Censored, that is, until last month when the full collection of unedited cables, including the names of the redacted, was made publicly available.

But what does it really mean to be redacted? Crikey tracked down and spoke to one source working in a war-torn country whose conversation with the US embassy was initially hidden then revealed by WikiLeaks.

Our contact was the first this person, a journalist, had heard of their appearance in the cables.

Far from meeting with the diplomat for the purposes of keeping the US informed on local issues, as the cable contents have often been cast, in this case the journalist had in fact approached the embassy to “seek reaction” for a story. Noting that they had an “on-the-record interview” and that “I played it for a US diplomat to seek reaction for the story I was writing based on my interview”, the journalist adds that the interview they took to the US embassy was “on tape for public consumption; if it had been off the record, I wouldn’t have shared it”.

When asked why the US might have wanted to protect the name of the journalist (one of 10,000 redactions) and whether their life was now endangered, the source is circumspect: “I can’t speak to why the US requested my name be redacted. The issue isn’t particularly sensitive any more. I don’t feel my life is threatened — but I also have no plans to head back to [that country] any time soon. If I did, I might feel differently.”

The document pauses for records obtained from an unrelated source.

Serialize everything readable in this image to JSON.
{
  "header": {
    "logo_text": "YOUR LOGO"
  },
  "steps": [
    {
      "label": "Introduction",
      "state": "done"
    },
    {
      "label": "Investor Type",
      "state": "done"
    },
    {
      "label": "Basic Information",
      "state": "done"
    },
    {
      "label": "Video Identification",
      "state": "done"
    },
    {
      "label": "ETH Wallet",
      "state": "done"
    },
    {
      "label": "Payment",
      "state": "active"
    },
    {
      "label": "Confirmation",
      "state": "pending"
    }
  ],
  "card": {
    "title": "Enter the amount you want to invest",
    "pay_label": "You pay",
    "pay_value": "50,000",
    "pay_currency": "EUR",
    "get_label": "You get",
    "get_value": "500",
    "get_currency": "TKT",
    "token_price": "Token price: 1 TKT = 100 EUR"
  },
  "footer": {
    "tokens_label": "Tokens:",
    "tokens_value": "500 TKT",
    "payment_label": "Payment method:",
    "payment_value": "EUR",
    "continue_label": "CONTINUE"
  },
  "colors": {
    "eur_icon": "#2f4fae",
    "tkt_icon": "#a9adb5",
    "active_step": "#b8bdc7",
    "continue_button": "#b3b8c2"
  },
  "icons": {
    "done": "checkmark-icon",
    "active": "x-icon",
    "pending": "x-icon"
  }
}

While at least one journalist, Wadah Khanfar from Al Jazeera, has apparently lost his job due to appearances in the cables, our source was unconcerned about professional repercussions of appearing in a secret US diplomatic cable.

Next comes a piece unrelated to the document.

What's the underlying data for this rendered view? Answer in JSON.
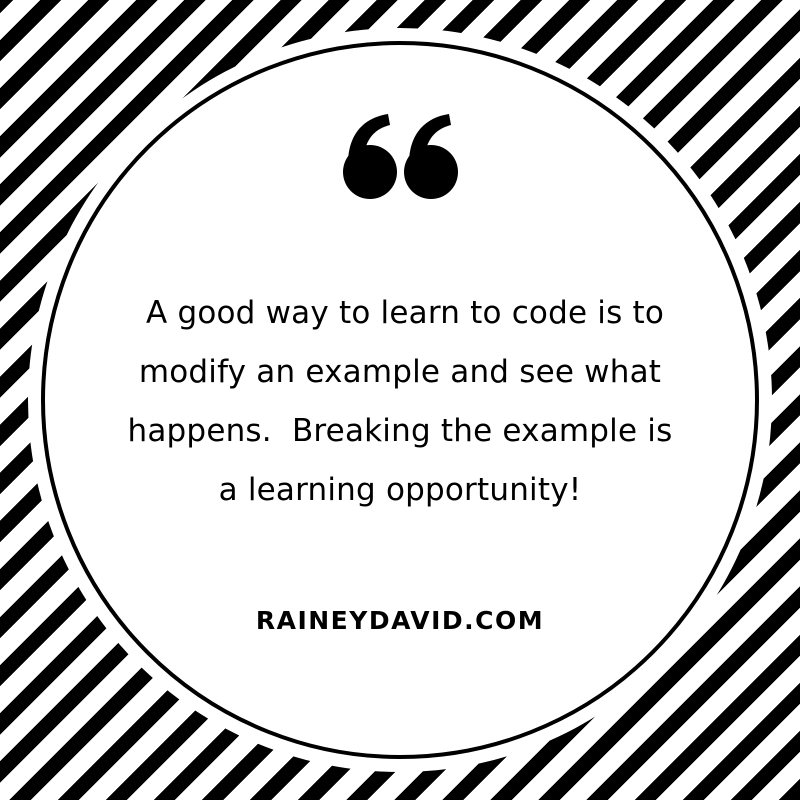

“I don’t think the cable’s publication should cause me any professional problems,” he told Crikey. “Relaying on-the-record comments in an effort to seek reaction to them is fairly standard practice.”

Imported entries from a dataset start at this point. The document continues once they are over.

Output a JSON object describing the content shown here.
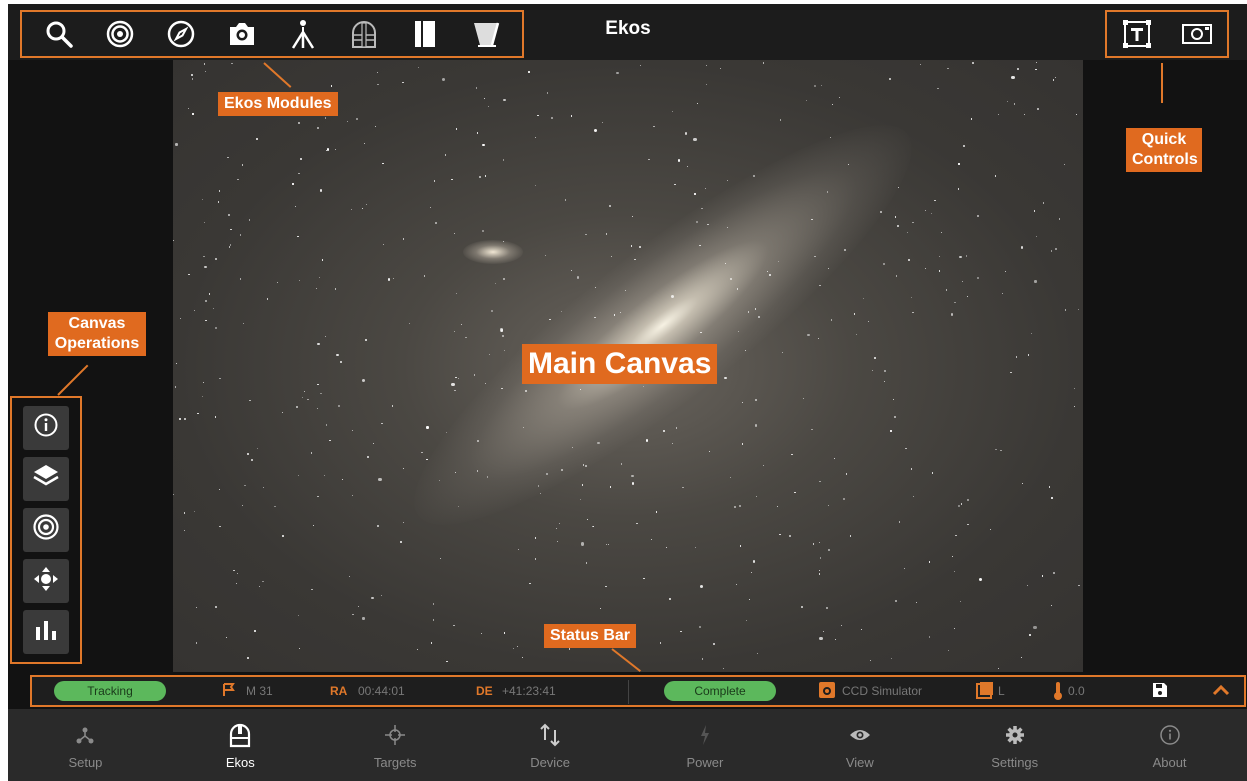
{
  "app_title": "Ekos",
  "top_modules": [
    {
      "icon": "search-icon"
    },
    {
      "icon": "target-icon"
    },
    {
      "icon": "compass-icon"
    },
    {
      "icon": "camera-icon"
    },
    {
      "icon": "tripod-icon"
    },
    {
      "icon": "dome-icon"
    },
    {
      "icon": "cap-icon"
    },
    {
      "icon": "flat-panel-icon"
    }
  ],
  "quick_controls": [
    {
      "icon": "text-frame-icon"
    },
    {
      "icon": "capture-frame-icon"
    }
  ],
  "canvas_operations": [
    {
      "icon": "info-icon"
    },
    {
      "icon": "layers-icon"
    },
    {
      "icon": "target-icon"
    },
    {
      "icon": "move-icon"
    },
    {
      "icon": "histogram-icon"
    }
  ],
  "annotations": {
    "ekos_modules": "Ekos Modules",
    "quick_controls_line1": "Quick",
    "quick_controls_line2": "Controls",
    "canvas_ops_line1": "Canvas",
    "canvas_ops_line2": "Operations",
    "main_canvas": "Main Canvas",
    "status_bar": "Status Bar"
  },
  "status": {
    "tracking": "Tracking",
    "target": "M 31",
    "ra_label": "RA",
    "ra_value": "00:44:01",
    "de_label": "DE",
    "de_value": "+41:23:41",
    "capture_state": "Complete",
    "camera": "CCD Simulator",
    "filter": "L",
    "temperature": "0.0"
  },
  "nav": [
    {
      "label": "Setup",
      "icon": "setup-icon",
      "active": false
    },
    {
      "label": "Ekos",
      "icon": "ekos-icon",
      "active": true
    },
    {
      "label": "Targets",
      "icon": "crosshair-icon",
      "active": false
    },
    {
      "label": "Device",
      "icon": "device-arrows-icon",
      "active": false
    },
    {
      "label": "Power",
      "icon": "power-icon",
      "active": false
    },
    {
      "label": "View",
      "icon": "eye-icon",
      "active": false
    },
    {
      "label": "Settings",
      "icon": "gear-icon",
      "active": false
    },
    {
      "label": "About",
      "icon": "about-icon",
      "active": false
    }
  ],
  "colors": {
    "accent": "#e0782a",
    "ok_green": "#5cb85c"
  }
}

Many of the people mentioned in the cables are caught in the cross-fire between the global super power and the world’s free press. The vast majority of the redacted are, as one former WikiLeaks staffer summarised, “activists, opposition politicians, bloggers in autocratic regimes and their real identities, victims of crime and political coercion”, with a healthy number of local and expatriate business people and journalists in the mix.

What percentage of them were unaware that the US was collating their information into a database? Has the US helped these people by trying to hide their names, or will the tinge of subterfuge cause them more problems? Are redactions an effective tool or wasted effort in the information age? These are questions not just for governments but for journalists. With such large datasets to handle, can organisations such as WikiLeaks scale their methods to match their ideals?